EXERCISE :: Lines with "this": please show every one of them from the listing below.

RAW DATA ::
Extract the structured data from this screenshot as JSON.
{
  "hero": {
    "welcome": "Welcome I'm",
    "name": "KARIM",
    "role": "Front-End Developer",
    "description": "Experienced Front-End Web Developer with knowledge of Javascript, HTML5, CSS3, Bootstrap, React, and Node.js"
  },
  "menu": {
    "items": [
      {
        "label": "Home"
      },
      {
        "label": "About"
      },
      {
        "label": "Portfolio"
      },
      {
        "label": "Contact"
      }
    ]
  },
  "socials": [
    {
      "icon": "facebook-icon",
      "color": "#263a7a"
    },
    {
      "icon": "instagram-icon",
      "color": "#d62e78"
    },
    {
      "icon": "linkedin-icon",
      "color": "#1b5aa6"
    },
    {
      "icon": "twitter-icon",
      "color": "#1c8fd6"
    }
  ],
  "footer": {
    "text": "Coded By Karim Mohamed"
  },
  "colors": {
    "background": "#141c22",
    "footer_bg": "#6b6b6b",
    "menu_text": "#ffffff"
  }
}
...
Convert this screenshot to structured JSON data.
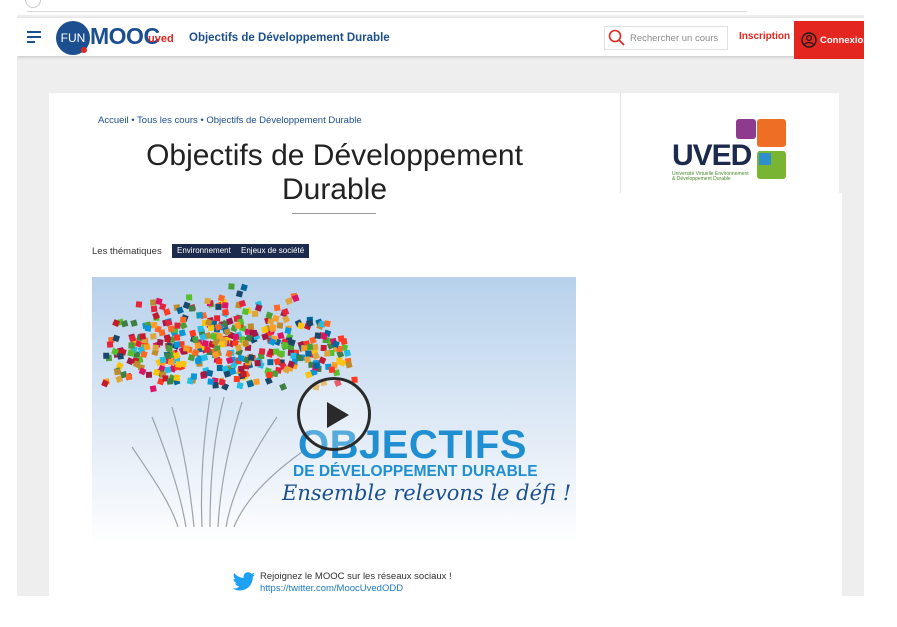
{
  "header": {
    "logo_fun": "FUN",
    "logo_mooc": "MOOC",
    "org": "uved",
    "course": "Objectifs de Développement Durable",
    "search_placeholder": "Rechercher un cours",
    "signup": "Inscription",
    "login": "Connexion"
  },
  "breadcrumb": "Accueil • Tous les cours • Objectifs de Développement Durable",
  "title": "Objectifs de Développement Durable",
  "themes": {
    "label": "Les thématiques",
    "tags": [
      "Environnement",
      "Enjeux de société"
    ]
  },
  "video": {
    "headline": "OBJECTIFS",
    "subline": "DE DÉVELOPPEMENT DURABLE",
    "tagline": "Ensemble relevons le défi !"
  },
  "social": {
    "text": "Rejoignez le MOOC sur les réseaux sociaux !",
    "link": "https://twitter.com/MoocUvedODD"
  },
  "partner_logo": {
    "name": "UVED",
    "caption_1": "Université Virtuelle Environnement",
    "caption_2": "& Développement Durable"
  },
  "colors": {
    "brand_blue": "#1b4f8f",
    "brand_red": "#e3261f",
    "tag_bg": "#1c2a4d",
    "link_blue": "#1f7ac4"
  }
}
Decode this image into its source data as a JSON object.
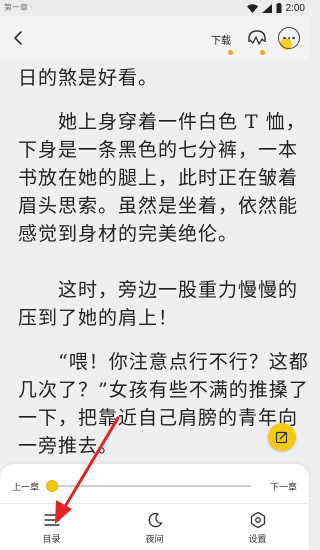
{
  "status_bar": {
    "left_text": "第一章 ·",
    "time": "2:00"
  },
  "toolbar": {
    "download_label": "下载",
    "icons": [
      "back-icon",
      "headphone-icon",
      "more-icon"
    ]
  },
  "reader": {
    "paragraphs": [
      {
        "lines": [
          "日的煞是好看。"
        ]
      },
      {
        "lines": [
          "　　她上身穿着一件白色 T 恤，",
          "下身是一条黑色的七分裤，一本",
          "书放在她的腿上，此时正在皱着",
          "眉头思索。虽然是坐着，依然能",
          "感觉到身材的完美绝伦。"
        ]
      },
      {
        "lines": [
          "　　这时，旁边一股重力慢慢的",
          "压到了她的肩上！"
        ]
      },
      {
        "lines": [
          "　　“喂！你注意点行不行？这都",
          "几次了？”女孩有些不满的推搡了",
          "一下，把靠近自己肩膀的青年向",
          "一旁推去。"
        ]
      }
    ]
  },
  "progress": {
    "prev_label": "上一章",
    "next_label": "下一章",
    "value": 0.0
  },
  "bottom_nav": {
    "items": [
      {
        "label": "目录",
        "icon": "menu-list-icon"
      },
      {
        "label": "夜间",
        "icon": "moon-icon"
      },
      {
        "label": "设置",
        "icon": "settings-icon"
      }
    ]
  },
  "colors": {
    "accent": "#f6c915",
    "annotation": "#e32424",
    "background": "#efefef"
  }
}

RESPONSE ::
Extract the structured data from this screenshot as JSON.
Convert this screenshot to structured JSON data.
Decode this image into its source data as a JSON object.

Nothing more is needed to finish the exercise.